However, exercise is also being hailed as an untapped resource for OA management. “Physiotherapists have developed an exercise treatment to help people live much better with OA and remain more functional for several years before they need to go to a surgeon,” says Dr. Appleton. “A lot of people never end up needing a surgeon. Instead, they may have symptoms for a long, long time, and those are people who could benefit most from exercise prescriptions.”
While all forms of activity count, joint-friendly activities like swimming, light yoga and tai chi may be a good place to begin your exercise program comfortably. “The exercise doesn’t necessarily have to be aerobic,” says Dr. Barnabe. “Anything that helps maintain muscle strength and range of motion is good.”

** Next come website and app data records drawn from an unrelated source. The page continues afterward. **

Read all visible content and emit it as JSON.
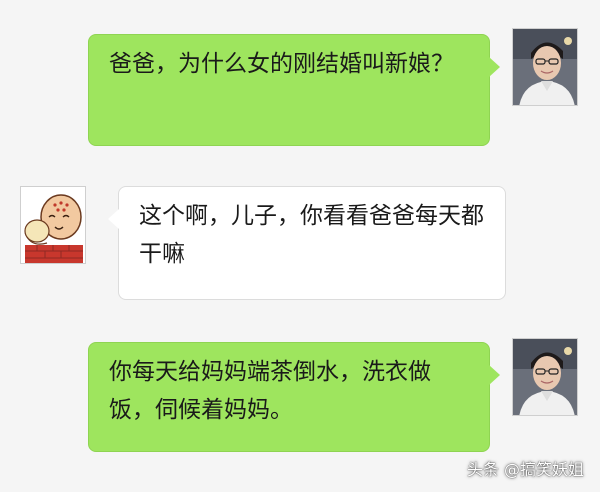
{
  "conversation": {
    "messages": [
      {
        "sender": "self",
        "avatar": "user-photo-avatar-icon",
        "text": "爸爸，为什么女的刚结婚叫新娘？"
      },
      {
        "sender": "other",
        "avatar": "cartoon-elder-avatar-icon",
        "text": "这个啊，儿子，你看看爸爸每天都干嘛"
      },
      {
        "sender": "self",
        "avatar": "user-photo-avatar-icon",
        "text": "你每天给妈妈端茶倒水，洗衣做饭，伺候着妈妈。"
      }
    ]
  },
  "watermark": {
    "text": "头条 @搞笑妖姐"
  },
  "colors": {
    "background": "#f5f5f5",
    "sent_bubble": "#9ee55e",
    "received_bubble": "#ffffff",
    "text": "#1a1a1a"
  }
}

That leaves surgery as a last step to managing the pain and improving function. “Surgery may include joint replacements – the majority of people have very good to excellent outcomes for hip and knee replacements,” says Dr. Pope, who adds that there’s research into drugs that can stop the progression of OA.
Prevention efforts – more specifically, adding more exercise and modifying other lifestyle habits – can help greatly, say researchers. “These are the strongest prevention efforts we have,” says Dr. Barnabe. “As long as you’re engaging your muscles and maintaining strength around your joints, you’re less likely to develop an injury. If there is an injury, it’s imperative that people get access to appropriate physiotherapy to help recover so they won’t set off a chain of events leading down the road to OA.”
Maintaining a healthy body weight can help ease pressure, particularly on the lower limb joints, such as hips and knees. A 2015 study from the University of California showed that people who lost a large amount of weight (more than 10 percent) slowed the loss of cartilage in their knees. “There could be an effect that fat induces inflammation proteins, leading to more pain and stiffness and possibly triggering inflammation in joints of the hands,” says Dr. Barnabe. “We know that obesity and weight gain lead down the path to more OA.”
In fact, getting back to her healthy weight was one of the steps that Pomfrey-Talbot took to further manage the progression of her OA. In addition to the cortisone shots she received after diagnosis – shots that helped her not only feel less pain but also get back to going for walks again – she has vowed to boost her own efforts to improve her health. While it may not be getting back to playing badminton three nights a week like she used to, it will be all about moving her body more. “My physiotherapist gave me activities and stretches to do every day,” she says. “Staying active keeps me moving and prevents me from being stiff. I’m going to be able to do everything I did before I was diagnosed.”